§ **WHAT IS EXPECTED**
Word for word, repeat the data that follows. Do not include the pictures.

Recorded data
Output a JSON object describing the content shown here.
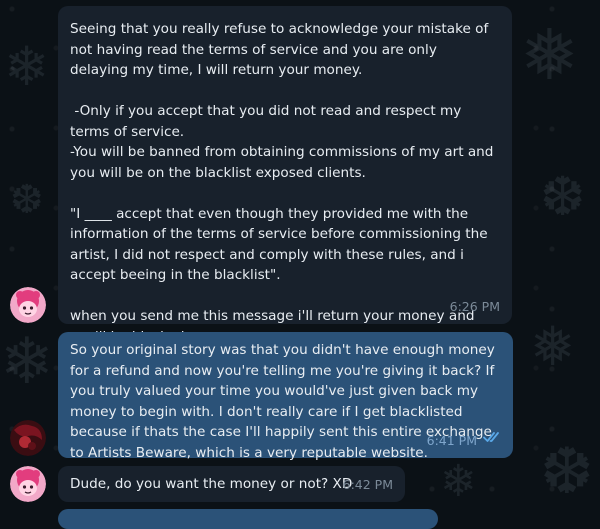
{
  "messages": [
    {
      "text": "Seeing that you really refuse to acknowledge your mistake of not having read the terms of service and you are only delaying my time, I will return your money.\n\n -Only if you accept that you did not read and respect my terms of service.\n-You will be banned from obtaining commissions of my art and you will be on the blacklist exposed clients.\n\n\"I ____ accept that even though they provided me with the information of the terms of service before commissioning the artist, I did not respect and comply with these rules, and i accept beeing in the blacklist\".\n\nwhen you send me this message i'll return your money and you'll be blocked.",
      "time": "6:26 PM"
    },
    {
      "text": "So your original story was that you didn't have enough money for a refund and now you're telling me you're giving it back? If you truly valued your time you would've just given back my money to begin with. I don't really care if I get blacklisted because if thats the case I'll happily sent this entire exchange to Artists Beware, which is a very reputable website.",
      "time": "6:41 PM"
    },
    {
      "text": "Dude, do you want the money or not? XD",
      "time": "6:42 PM"
    }
  ],
  "icons": {
    "read_receipt": "double-check-icon",
    "artist_avatar": "pink-character-avatar",
    "user_avatar": "dark-red-avatar"
  },
  "colors": {
    "incoming_bubble": "#18212c",
    "outgoing_bubble": "#2b5278",
    "background": "#0b1116",
    "read_check": "#5aa8e8"
  }
}
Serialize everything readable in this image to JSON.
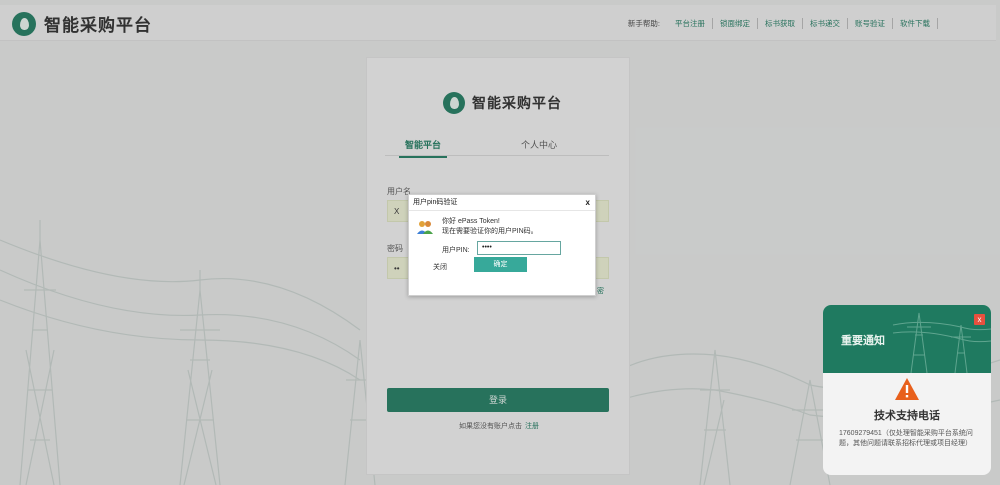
{
  "app": {
    "brand": "智能采购平台"
  },
  "header": {
    "help_lead": "新手帮助:",
    "links": [
      "平台注册",
      "锁面绑定",
      "标书获取",
      "标书递交",
      "账号验证",
      "软件下载"
    ]
  },
  "login": {
    "brand": "智能采购平台",
    "tabs": [
      "智能平台",
      "个人中心"
    ],
    "username_label": "用户名",
    "username_value": "X",
    "password_label": "密码",
    "password_value": "••",
    "forgot_link": "密",
    "login_button": "登录",
    "register_prompt": "如果您没有账户点击",
    "register_link": "注册"
  },
  "pin_dialog": {
    "title": "用户pin码验证",
    "close": "x",
    "greeting": "你好 ePass Token!",
    "instruction": "现在需要验证你的用户PIN码。",
    "pin_label": "用户PIN:",
    "pin_value": "••••",
    "cancel_label": "关闭",
    "ok_label": "确定"
  },
  "notice": {
    "title": "重要通知",
    "close": "x",
    "subtitle": "技术支持电话",
    "body": "17609279451（仅处理智能采购平台系统问题，其他问题请联系招标代理或项目经理）"
  },
  "colors": {
    "brand_green": "#1f7a60",
    "button_teal": "#37a99a",
    "close_red": "#e8503e",
    "warning_orange": "#e8601c"
  },
  "icons": {
    "brand_logo": "leaf-drop-logo-icon",
    "dialog_users": "users-icon",
    "notice_warning": "warning-triangle-icon"
  }
}
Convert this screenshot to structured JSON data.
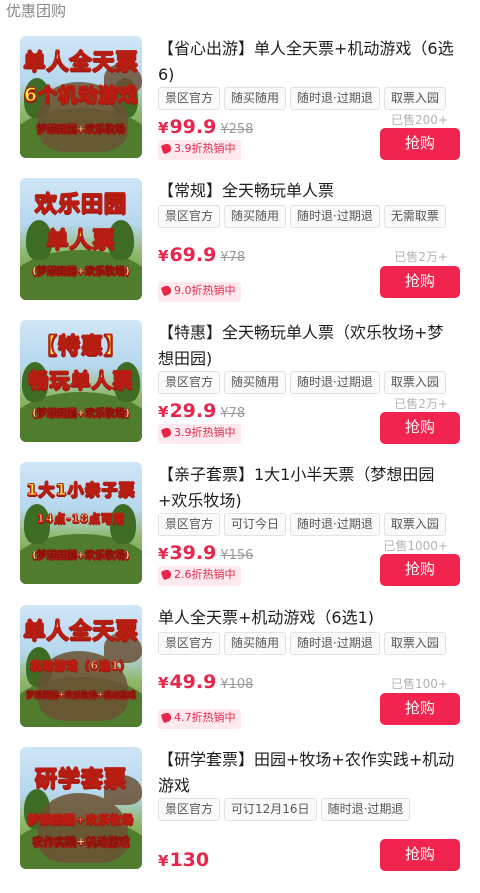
{
  "section": {
    "title": "优惠团购"
  },
  "deals": [
    {
      "thumb_lines": [
        "单人全天票",
        "6个机动游戏",
        "梦想田园+欢乐牧场"
      ],
      "title": "【省心出游】单人全天票+机动游戏（6选6)",
      "tags": [
        "景区官方",
        "随买随用",
        "随时退·过期退",
        "取票入园"
      ],
      "currency": "¥",
      "price": "99.9",
      "original_price": "¥258",
      "hot_label": "3.9折热销中",
      "sold": "已售200+",
      "buy_label": "抢购"
    },
    {
      "thumb_lines": [
        "欢乐田园",
        "单人票",
        "(梦想田园+欢乐牧场)"
      ],
      "title": "【常规】全天畅玩单人票",
      "tags": [
        "景区官方",
        "随买随用",
        "随时退·过期退",
        "无需取票"
      ],
      "currency": "¥",
      "price": "69.9",
      "original_price": "¥78",
      "hot_label": "9.0折热销中",
      "sold": "已售2万+",
      "buy_label": "抢购"
    },
    {
      "thumb_lines": [
        "【特惠】",
        "畅玩单人票",
        "(梦想田园+欢乐牧场)"
      ],
      "title": "【特惠】全天畅玩单人票（欢乐牧场+梦想田园)",
      "tags": [
        "景区官方",
        "随买随用",
        "随时退·过期退",
        "取票入园"
      ],
      "currency": "¥",
      "price": "29.9",
      "original_price": "¥78",
      "hot_label": "3.9折热销中",
      "sold": "已售2万+",
      "buy_label": "抢购"
    },
    {
      "thumb_lines": [
        "1大1小亲子票",
        "14点-18点可用",
        "(梦想田园+欢乐牧场)"
      ],
      "title": "【亲子套票】1大1小半天票（梦想田园+欢乐牧场)",
      "tags": [
        "景区官方",
        "可订今日",
        "随时退·过期退",
        "取票入园"
      ],
      "currency": "¥",
      "price": "39.9",
      "original_price": "¥156",
      "hot_label": "2.6折热销中",
      "sold": "已售1000+",
      "buy_label": "抢购"
    },
    {
      "thumb_lines": [
        "单人全天票",
        "机动游戏（6选1）",
        "梦想田园+欢乐牧场+机动游戏"
      ],
      "title": "单人全天票+机动游戏（6选1)",
      "tags": [
        "景区官方",
        "随买随用",
        "随时退·过期退",
        "取票入园"
      ],
      "currency": "¥",
      "price": "49.9",
      "original_price": "¥108",
      "hot_label": "4.7折热销中",
      "sold": "已售100+",
      "buy_label": "抢购"
    },
    {
      "thumb_lines": [
        "研学套票",
        "梦想田园+欢乐牧场",
        "农作实践+机动游戏"
      ],
      "title": "【研学套票】田园+牧场+农作实践+机动游戏",
      "tags": [
        "景区官方",
        "可订12月16日",
        "随时退·过期退"
      ],
      "currency": "¥",
      "price": "130",
      "original_price": "",
      "hot_label": "",
      "sold": "",
      "buy_label": "抢购"
    }
  ]
}
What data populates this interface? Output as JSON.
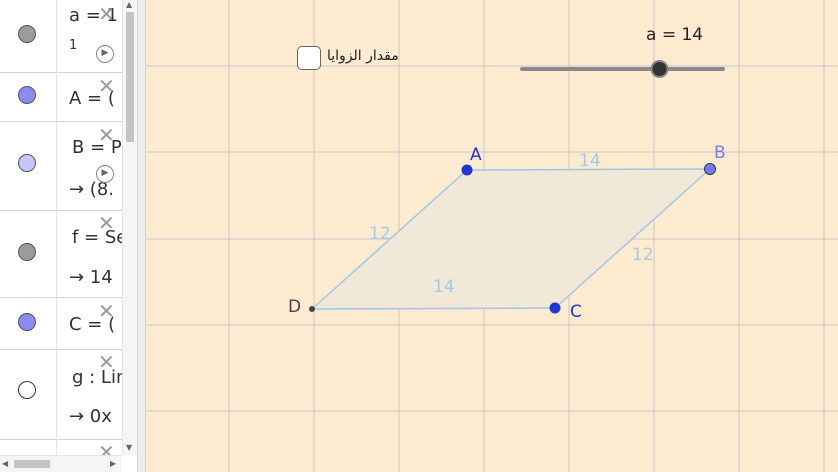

§ **EXPECTED ANSWER**
Output a JSON object describing the content shown here.
{
  "messages": [
    {
      "text": "Seeing that you really refuse to acknowledge your mistake of not having read the terms of service and you are only delaying my time, I will return your money.\n\n -Only if you accept that you did not read and respect my terms of service.\n-You will be banned from obtaining commissions of my art and you will be on the blacklist exposed clients.\n\n\"I ____ accept that even though they provided me with the information of the terms of service before commissioning the artist, I did not respect and comply with these rules, and i accept beeing in the blacklist\".\n\nwhen you send me this message i'll return your money and you'll be blocked.",
      "time": "6:26 PM"
    },
    {
      "text": "So your original story was that you didn't have enough money for a refund and now you're telling me you're giving it back? If you truly valued your time you would've just given back my money to begin with. I don't really care if I get blacklisted because if thats the case I'll happily sent this entire exchange to Artists Beware, which is a very reputable website.",
      "time": "6:41 PM"
    },
    {
      "text": "Dude, do you want the money or not? XD",
      "time": "6:42 PM"
    }
  ],
  "icons": {
    "read_receipt": "double-check-icon",
    "artist_avatar": "pink-character-avatar",
    "user_avatar": "dark-red-avatar"
  },
  "colors": {
    "incoming_bubble": "#18212c",
    "outgoing_bubble": "#2b5278",
    "background": "#0b1116",
    "read_check": "#5aa8e8"
  }
}
Serialize everything readable in this image to JSON.
{
  "app": {
    "brand": "智能采购平台"
  },
  "header": {
    "help_lead": "新手帮助:",
    "links": [
      "平台注册",
      "锁面绑定",
      "标书获取",
      "标书递交",
      "账号验证",
      "软件下载"
    ]
  },
  "login": {
    "brand": "智能采购平台",
    "tabs": [
      "智能平台",
      "个人中心"
    ],
    "username_label": "用户名",
    "username_value": "X",
    "password_label": "密码",
    "password_value": "••",
    "forgot_link": "密",
    "login_button": "登录",
    "register_prompt": "如果您没有账户点击",
    "register_link": "注册"
  },
  "pin_dialog": {
    "title": "用户pin码验证",
    "close": "x",
    "greeting": "你好 ePass Token!",
    "instruction": "现在需要验证你的用户PIN码。",
    "pin_label": "用户PIN:",
    "pin_value": "••••",
    "cancel_label": "关闭",
    "ok_label": "确定"
  },
  "notice": {
    "title": "重要通知",
    "close": "x",
    "subtitle": "技术支持电话",
    "body": "17609279451（仅处理智能采购平台系统问题，其他问题请联系招标代理或项目经理）"
  },
  "colors": {
    "brand_green": "#1f7a60",
    "button_teal": "#37a99a",
    "close_red": "#e8503e",
    "warning_orange": "#e8601c"
  },
  "icons": {
    "brand_logo": "leaf-drop-logo-icon",
    "dialog_users": "users-icon",
    "notice_warning": "warning-triangle-icon"
  }
}
Convert this screenshot to structured JSON data.
{
  "section": {
    "title": "优惠团购"
  },
  "deals": [
    {
      "thumb_lines": [
        "单人全天票",
        "6个机动游戏",
        "梦想田园+欢乐牧场"
      ],
      "title": "【省心出游】单人全天票+机动游戏（6选6)",
      "tags": [
        "景区官方",
        "随买随用",
        "随时退·过期退",
        "取票入园"
      ],
      "currency": "¥",
      "price": "99.9",
      "original_price": "¥258",
      "hot_label": "3.9折热销中",
      "sold": "已售200+",
      "buy_label": "抢购"
    },
    {
      "thumb_lines": [
        "欢乐田园",
        "单人票",
        "(梦想田园+欢乐牧场)"
      ],
      "title": "【常规】全天畅玩单人票",
      "tags": [
        "景区官方",
        "随买随用",
        "随时退·过期退",
        "无需取票"
      ],
      "currency": "¥",
      "price": "69.9",
      "original_price": "¥78",
      "hot_label": "9.0折热销中",
      "sold": "已售2万+",
      "buy_label": "抢购"
    },
    {
      "thumb_lines": [
        "【特惠】",
        "畅玩单人票",
        "(梦想田园+欢乐牧场)"
      ],
      "title": "【特惠】全天畅玩单人票（欢乐牧场+梦想田园)",
      "tags": [
        "景区官方",
        "随买随用",
        "随时退·过期退",
        "取票入园"
      ],
      "currency": "¥",
      "price": "29.9",
      "original_price": "¥78",
      "hot_label": "3.9折热销中",
      "sold": "已售2万+",
      "buy_label": "抢购"
    },
    {
      "thumb_lines": [
        "1大1小亲子票",
        "14点-18点可用",
        "(梦想田园+欢乐牧场)"
      ],
      "title": "【亲子套票】1大1小半天票（梦想田园+欢乐牧场)",
      "tags": [
        "景区官方",
        "可订今日",
        "随时退·过期退",
        "取票入园"
      ],
      "currency": "¥",
      "price": "39.9",
      "original_price": "¥156",
      "hot_label": "2.6折热销中",
      "sold": "已售1000+",
      "buy_label": "抢购"
    },
    {
      "thumb_lines": [
        "单人全天票",
        "机动游戏（6选1）",
        "梦想田园+欢乐牧场+机动游戏"
      ],
      "title": "单人全天票+机动游戏（6选1)",
      "tags": [
        "景区官方",
        "随买随用",
        "随时退·过期退",
        "取票入园"
      ],
      "currency": "¥",
      "price": "49.9",
      "original_price": "¥108",
      "hot_label": "4.7折热销中",
      "sold": "已售100+",
      "buy_label": "抢购"
    },
    {
      "thumb_lines": [
        "研学套票",
        "梦想田园+欢乐牧场",
        "农作实践+机动游戏"
      ],
      "title": "【研学套票】田园+牧场+农作实践+机动游戏",
      "tags": [
        "景区官方",
        "可订12月16日",
        "随时退·过期退"
      ],
      "currency": "¥",
      "price": "130",
      "original_price": "",
      "hot_label": "",
      "sold": "",
      "buy_label": "抢购"
    }
  ]
}
What data populates this interface? Output as JSON.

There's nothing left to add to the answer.